* Task instructions: Repeat every entry exactly. Do not include the pictures.

(Items listed in a dataset)

========================================

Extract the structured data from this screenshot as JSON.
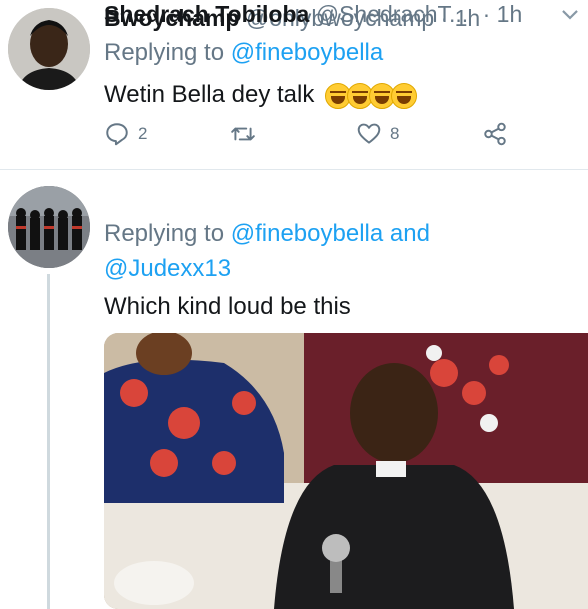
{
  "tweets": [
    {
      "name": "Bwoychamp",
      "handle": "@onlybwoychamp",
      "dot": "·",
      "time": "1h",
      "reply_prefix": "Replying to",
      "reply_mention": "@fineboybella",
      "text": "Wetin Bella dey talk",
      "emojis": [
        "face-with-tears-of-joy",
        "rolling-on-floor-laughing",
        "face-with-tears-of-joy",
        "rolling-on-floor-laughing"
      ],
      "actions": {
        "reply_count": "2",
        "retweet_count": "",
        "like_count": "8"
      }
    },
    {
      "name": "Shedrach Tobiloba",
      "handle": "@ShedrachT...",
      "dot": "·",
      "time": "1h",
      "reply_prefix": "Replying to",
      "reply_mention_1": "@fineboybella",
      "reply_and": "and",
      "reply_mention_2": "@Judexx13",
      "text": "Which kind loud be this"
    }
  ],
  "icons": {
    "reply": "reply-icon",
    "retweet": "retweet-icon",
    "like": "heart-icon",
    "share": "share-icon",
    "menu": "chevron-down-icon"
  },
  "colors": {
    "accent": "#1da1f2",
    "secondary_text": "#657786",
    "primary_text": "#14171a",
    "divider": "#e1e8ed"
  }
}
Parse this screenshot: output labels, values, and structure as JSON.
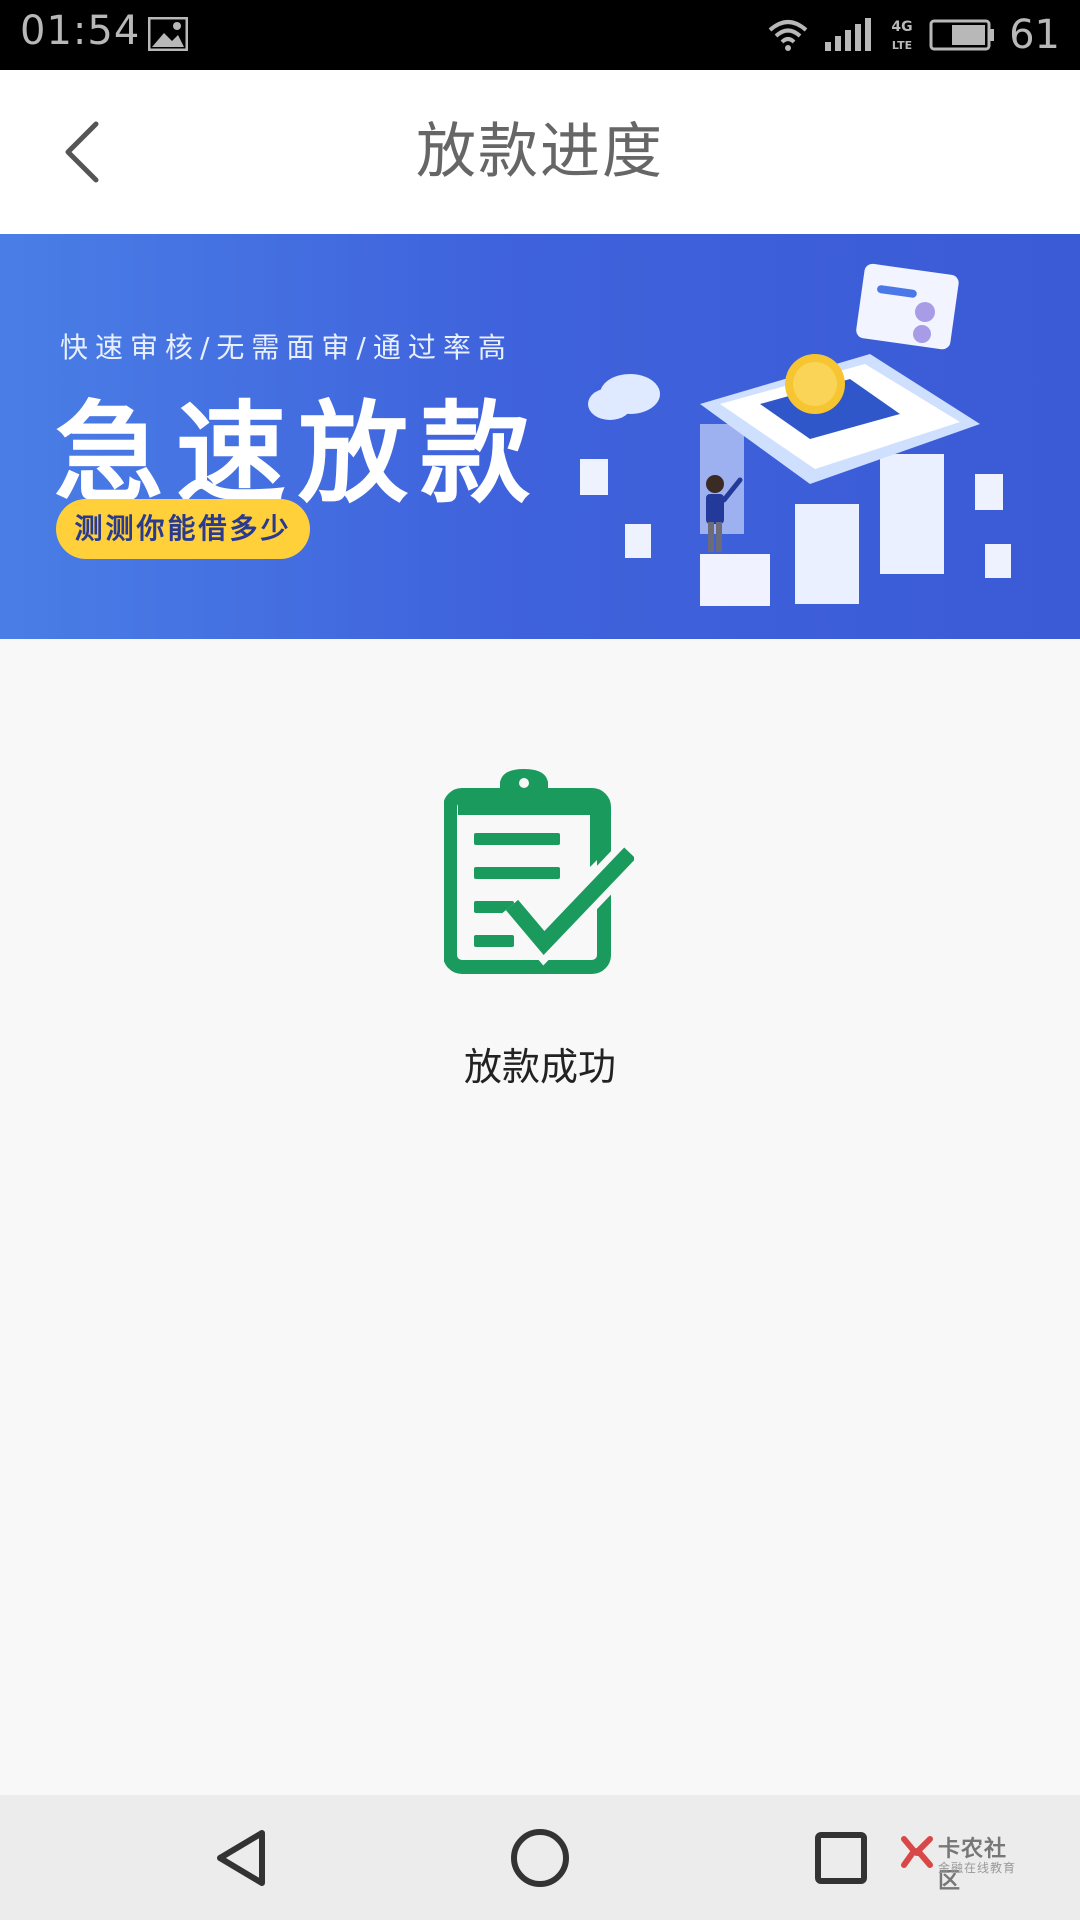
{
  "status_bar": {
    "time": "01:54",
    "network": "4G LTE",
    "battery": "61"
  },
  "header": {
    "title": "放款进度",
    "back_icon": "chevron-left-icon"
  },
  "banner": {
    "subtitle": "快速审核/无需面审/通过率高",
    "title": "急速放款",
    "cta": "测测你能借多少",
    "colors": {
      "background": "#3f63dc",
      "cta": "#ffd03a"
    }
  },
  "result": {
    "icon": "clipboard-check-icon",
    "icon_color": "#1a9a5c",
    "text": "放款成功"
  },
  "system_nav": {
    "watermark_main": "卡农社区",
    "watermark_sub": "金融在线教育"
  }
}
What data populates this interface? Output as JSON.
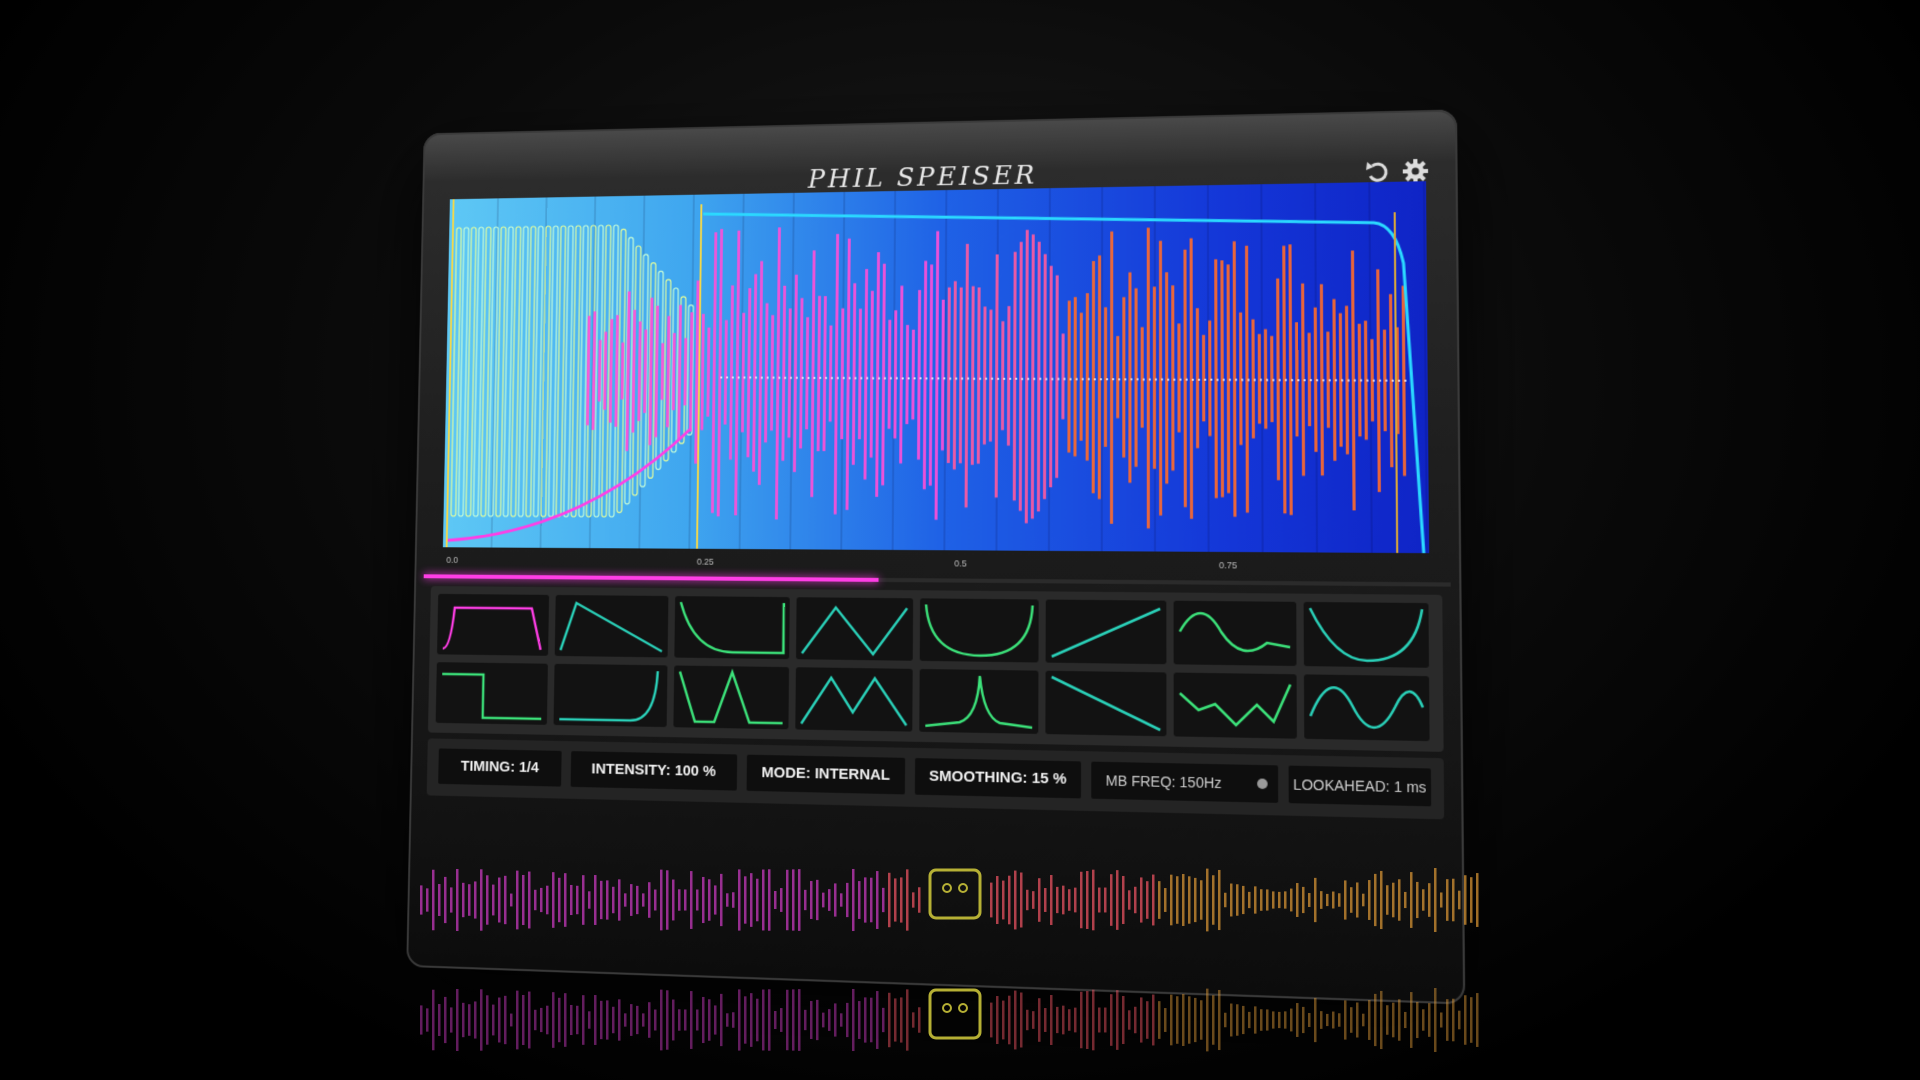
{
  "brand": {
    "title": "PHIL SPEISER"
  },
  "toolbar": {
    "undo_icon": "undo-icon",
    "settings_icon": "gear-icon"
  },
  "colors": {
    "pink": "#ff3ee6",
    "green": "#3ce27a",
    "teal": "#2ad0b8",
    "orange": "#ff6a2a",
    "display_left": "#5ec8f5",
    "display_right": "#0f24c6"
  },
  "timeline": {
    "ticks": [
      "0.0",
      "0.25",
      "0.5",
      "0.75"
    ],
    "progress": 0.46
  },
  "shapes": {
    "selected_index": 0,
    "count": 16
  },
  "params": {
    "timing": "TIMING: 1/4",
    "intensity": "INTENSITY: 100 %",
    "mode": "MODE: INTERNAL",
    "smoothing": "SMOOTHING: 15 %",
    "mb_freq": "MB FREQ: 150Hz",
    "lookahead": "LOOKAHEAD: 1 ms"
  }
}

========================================

* Output of the task:
Extract the structured data from this screenshot as JSON.
{
  "tweets": [
    {
      "name": "Bwoychamp",
      "handle": "@onlybwoychamp",
      "dot": "·",
      "time": "1h",
      "reply_prefix": "Replying to",
      "reply_mention": "@fineboybella",
      "text": "Wetin Bella dey talk",
      "emojis": [
        "face-with-tears-of-joy",
        "rolling-on-floor-laughing",
        "face-with-tears-of-joy",
        "rolling-on-floor-laughing"
      ],
      "actions": {
        "reply_count": "2",
        "retweet_count": "",
        "like_count": "8"
      }
    },
    {
      "name": "Shedrach Tobiloba",
      "handle": "@ShedrachT...",
      "dot": "·",
      "time": "1h",
      "reply_prefix": "Replying to",
      "reply_mention_1": "@fineboybella",
      "reply_and": "and",
      "reply_mention_2": "@Judexx13",
      "text": "Which kind loud be this"
    }
  ],
  "icons": {
    "reply": "reply-icon",
    "retweet": "retweet-icon",
    "like": "heart-icon",
    "share": "share-icon",
    "menu": "chevron-down-icon"
  },
  "colors": {
    "accent": "#1da1f2",
    "secondary_text": "#657786",
    "primary_text": "#14171a",
    "divider": "#e1e8ed"
  }
}
Parse this screenshot: output labels, values, and structure as JSON.
{
  "status_bar": {
    "time": "01:54",
    "network": "4G LTE",
    "battery": "61"
  },
  "header": {
    "title": "放款进度",
    "back_icon": "chevron-left-icon"
  },
  "banner": {
    "subtitle": "快速审核/无需面审/通过率高",
    "title": "急速放款",
    "cta": "测测你能借多少",
    "colors": {
      "background": "#3f63dc",
      "cta": "#ffd03a"
    }
  },
  "result": {
    "icon": "clipboard-check-icon",
    "icon_color": "#1a9a5c",
    "text": "放款成功"
  },
  "system_nav": {
    "watermark_main": "卡农社区",
    "watermark_sub": "金融在线教育"
  }
}
What data populates this interface? Output as JSON.
{
  "brand": {
    "title": "PHIL SPEISER"
  },
  "toolbar": {
    "undo_icon": "undo-icon",
    "settings_icon": "gear-icon"
  },
  "colors": {
    "pink": "#ff3ee6",
    "green": "#3ce27a",
    "teal": "#2ad0b8",
    "orange": "#ff6a2a",
    "display_left": "#5ec8f5",
    "display_right": "#0f24c6"
  },
  "timeline": {
    "ticks": [
      "0.0",
      "0.25",
      "0.5",
      "0.75"
    ],
    "progress": 0.46
  },
  "shapes": {
    "selected_index": 0,
    "count": 16
  },
  "params": {
    "timing": "TIMING: 1/4",
    "intensity": "INTENSITY: 100 %",
    "mode": "MODE: INTERNAL",
    "smoothing": "SMOOTHING: 15 %",
    "mb_freq": "MB FREQ: 150Hz",
    "lookahead": "LOOKAHEAD: 1 ms"
  }
}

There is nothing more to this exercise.